The next book up for review is The Council of Dads: My Daughters, My Illness, and the Men Who Could Be Me by Bruce Feiler. This book was another first-read from goodreads.com.
Bestselling author Bruce Feiler was a young father when he was diagnosed with cancer. He instantly worried what his daughters’ lives would be like without him. “Would they wonder who I was? Would they wonder what I thought? Would they yearn for my approval, my love, my voice?”
Three days later he came up with a stirring idea of how he might give them that voice. He would reach out to six men from all the passages in his life, and ask them to be present in the passages in his daughters’ lives. And he would call this group “The Council of Dads.”
“I believe my daughters will have plenty of opportunities in their lives,” he wrote to these men. “They’ll have loving families. They’ll have each other. But they may not have me. They may not have their dad. Will you help be their dad?”
The Council of Dads is the inspiring story of what happened next. Feiler introduces the men in his Council and captures the life lesson he wants each to convey to his daughters–how to see, how to travel, how to question, how to dream. He mixes these with an intimate, highly personal chronicle of his experience battling cancer while raising young children, along with vivid portraits of his father, his two grandfathers, and various father figures in his life that explore the changing role of fathers in America.
This is the work of a master storyteller confronting the most difficult experience of his life and emerging with wisdom and hope. The Council of Dads is a touching, funny, and ultimately deeply moving book on how to live life, how the human spirit can respond to adversity, and how to deepen and cherish the friendships that enrich our lives.
Just by reading the description of this story I knew it was going to be a tearjerker. The book did not disappoint. Right from the first chapter, I found myself emotionally attached the the author and his family. I needed to read more to find out how they survived during the author’s year-long ordeal.
One of the things I enjoyed about this book was the chapter layout. The first chapter in this pattern was a letter written by the author to his friends and family. This was followed by a chapter introducing one of the “dads” to the reader. The last chapter was one in which the “dad” and Feiler discussed what that dad would pass along to the author’s children if he passed.
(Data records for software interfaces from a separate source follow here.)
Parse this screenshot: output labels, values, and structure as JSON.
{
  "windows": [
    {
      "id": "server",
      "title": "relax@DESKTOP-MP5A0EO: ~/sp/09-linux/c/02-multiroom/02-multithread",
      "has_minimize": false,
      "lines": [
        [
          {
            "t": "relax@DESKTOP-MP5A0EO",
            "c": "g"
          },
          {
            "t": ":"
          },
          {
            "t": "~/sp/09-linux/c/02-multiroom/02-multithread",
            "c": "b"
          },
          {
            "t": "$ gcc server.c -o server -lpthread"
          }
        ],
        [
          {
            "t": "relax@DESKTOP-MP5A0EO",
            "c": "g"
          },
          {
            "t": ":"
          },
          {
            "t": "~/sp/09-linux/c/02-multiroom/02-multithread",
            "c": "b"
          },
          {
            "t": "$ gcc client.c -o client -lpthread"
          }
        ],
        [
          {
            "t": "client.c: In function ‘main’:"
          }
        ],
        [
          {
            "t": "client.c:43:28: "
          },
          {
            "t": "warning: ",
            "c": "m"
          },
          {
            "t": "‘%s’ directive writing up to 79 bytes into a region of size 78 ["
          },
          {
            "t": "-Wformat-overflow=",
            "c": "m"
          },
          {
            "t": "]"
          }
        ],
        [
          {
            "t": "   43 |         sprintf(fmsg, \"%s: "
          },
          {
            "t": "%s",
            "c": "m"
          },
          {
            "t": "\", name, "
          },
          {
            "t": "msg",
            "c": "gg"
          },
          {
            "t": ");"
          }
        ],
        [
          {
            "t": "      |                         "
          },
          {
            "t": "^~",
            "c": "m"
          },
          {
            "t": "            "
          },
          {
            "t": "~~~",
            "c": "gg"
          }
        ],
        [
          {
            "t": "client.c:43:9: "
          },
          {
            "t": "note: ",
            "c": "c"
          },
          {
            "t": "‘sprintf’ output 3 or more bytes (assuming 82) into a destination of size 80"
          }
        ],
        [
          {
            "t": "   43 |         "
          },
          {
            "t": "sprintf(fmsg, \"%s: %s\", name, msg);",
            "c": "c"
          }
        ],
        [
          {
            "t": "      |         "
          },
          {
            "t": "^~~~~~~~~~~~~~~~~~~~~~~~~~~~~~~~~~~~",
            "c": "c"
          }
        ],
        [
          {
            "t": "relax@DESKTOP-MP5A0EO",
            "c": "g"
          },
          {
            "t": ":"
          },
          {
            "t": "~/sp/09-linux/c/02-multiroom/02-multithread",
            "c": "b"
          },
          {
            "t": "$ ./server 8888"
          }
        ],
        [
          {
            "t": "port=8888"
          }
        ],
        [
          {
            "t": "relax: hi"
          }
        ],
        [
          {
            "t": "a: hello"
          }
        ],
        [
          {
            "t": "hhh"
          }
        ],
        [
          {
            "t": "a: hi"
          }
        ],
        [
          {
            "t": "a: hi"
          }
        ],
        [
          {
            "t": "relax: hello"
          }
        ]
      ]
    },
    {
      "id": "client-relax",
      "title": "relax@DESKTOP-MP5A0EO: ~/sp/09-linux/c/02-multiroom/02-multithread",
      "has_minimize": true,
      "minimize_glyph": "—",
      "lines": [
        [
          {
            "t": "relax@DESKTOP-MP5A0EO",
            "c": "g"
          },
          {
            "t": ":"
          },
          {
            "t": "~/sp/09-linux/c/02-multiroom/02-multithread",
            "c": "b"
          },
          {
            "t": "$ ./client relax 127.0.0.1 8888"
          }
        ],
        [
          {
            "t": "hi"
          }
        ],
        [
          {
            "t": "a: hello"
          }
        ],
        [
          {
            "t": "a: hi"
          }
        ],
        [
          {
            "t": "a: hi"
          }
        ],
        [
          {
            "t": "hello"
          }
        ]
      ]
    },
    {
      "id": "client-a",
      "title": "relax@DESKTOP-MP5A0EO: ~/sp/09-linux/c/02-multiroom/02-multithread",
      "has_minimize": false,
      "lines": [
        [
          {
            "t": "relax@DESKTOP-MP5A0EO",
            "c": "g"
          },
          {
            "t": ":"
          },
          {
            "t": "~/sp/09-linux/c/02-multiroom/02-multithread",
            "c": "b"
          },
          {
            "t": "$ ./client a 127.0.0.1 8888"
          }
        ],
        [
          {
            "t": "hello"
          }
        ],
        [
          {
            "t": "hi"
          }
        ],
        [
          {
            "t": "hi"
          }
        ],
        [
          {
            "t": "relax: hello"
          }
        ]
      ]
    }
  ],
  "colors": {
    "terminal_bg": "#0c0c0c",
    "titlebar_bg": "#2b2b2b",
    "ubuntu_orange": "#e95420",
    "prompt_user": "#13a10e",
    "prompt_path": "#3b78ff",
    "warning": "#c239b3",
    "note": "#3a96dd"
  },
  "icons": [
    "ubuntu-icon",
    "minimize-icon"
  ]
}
While it was possible for these chapters to feel disjointed, each worked well together to tell a complete story.
The chapters consisting of the letters were my favorite. One of the reasons I enjoyed these so much is that they were able to give an update about the author’s condition with a human touch. They discussed things such as Feiler’s heath and how his family had been coping with his illness. I found these chapters were a a great tool to help pace the story. They were a great way to quickly cover several months worth of time while still keeping the reader informed.
As the author was telling a very personal story, I could of easily felt like an outsider throughout the book. The lack of experience I have with dealing with cancer in my family could of made it hard to relate to the journey told. Neither of these things was a problem. The author does such a fantastic job telling his story that you feel like you are right there with him. You celebrate his highs as if they are your own. When he is suffering you wish that you were there to support him. The author’s ability to make his journey your own helps make this book a must read.
Review: This was a fantastic read that was impossible to put down. The author had my interest and I was riveted throughout his year long battle. Despite the fact I had little in common with the author, I found myself often relating to his situation and enjoying his story.